▸ What you should do
Report all lines below with the word "TheGame".

▸ Data
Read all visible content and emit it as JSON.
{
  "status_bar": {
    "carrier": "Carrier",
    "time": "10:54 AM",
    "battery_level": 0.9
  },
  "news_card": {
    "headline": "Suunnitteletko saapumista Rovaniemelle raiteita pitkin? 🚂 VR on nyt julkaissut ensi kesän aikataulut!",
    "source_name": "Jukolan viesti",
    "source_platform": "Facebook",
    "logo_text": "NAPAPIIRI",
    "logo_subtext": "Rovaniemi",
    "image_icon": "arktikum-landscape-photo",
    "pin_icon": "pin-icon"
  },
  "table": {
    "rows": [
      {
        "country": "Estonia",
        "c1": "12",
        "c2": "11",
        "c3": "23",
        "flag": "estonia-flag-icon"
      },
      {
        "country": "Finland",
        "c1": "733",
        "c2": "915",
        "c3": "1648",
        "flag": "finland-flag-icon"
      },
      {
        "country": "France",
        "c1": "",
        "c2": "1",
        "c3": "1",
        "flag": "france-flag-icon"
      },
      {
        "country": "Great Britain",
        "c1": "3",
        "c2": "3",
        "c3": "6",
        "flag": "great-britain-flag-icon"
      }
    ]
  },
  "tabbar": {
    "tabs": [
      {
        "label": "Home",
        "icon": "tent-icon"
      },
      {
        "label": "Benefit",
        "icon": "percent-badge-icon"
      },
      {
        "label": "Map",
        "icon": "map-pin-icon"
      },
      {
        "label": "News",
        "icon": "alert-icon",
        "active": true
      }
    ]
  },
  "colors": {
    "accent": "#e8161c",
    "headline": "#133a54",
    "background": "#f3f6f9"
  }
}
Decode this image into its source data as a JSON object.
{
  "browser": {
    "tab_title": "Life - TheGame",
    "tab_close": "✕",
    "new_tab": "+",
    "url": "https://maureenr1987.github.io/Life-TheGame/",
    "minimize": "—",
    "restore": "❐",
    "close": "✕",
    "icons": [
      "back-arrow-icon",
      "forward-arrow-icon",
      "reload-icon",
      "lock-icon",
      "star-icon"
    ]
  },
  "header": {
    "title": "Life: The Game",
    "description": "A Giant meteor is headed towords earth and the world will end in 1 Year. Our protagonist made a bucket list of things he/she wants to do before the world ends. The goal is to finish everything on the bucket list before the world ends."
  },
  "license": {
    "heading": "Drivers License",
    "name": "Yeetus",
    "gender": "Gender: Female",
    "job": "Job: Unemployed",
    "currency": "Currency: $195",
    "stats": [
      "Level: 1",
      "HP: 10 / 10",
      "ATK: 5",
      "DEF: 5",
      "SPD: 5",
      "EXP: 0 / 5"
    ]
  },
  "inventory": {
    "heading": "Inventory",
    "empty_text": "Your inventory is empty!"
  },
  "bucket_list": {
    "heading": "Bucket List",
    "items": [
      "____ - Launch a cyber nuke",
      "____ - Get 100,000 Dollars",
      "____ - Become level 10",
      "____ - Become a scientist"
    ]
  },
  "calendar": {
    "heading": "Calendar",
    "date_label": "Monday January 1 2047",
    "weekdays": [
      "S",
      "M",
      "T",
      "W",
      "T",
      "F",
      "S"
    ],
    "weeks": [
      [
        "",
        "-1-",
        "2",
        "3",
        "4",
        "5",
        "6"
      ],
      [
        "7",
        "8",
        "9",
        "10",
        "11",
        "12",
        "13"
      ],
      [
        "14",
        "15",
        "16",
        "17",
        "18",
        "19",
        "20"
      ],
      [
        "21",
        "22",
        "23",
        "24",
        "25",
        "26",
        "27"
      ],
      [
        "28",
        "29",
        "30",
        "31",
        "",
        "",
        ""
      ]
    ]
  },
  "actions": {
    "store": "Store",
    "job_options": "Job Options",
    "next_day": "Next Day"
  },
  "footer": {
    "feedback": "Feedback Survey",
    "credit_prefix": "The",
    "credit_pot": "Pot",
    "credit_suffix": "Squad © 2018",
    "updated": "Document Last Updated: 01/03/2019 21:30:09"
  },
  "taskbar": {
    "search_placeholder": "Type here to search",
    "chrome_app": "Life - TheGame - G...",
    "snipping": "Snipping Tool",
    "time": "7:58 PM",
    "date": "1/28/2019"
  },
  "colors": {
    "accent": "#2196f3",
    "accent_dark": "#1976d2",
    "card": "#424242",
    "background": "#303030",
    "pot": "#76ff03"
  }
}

▸ Result for this exercise
    "tab_title": "Life - TheGame",
    "url": "https://maureenr1987.github.io/Life-TheGame/",
    "chrome_app": "Life - TheGame - G...",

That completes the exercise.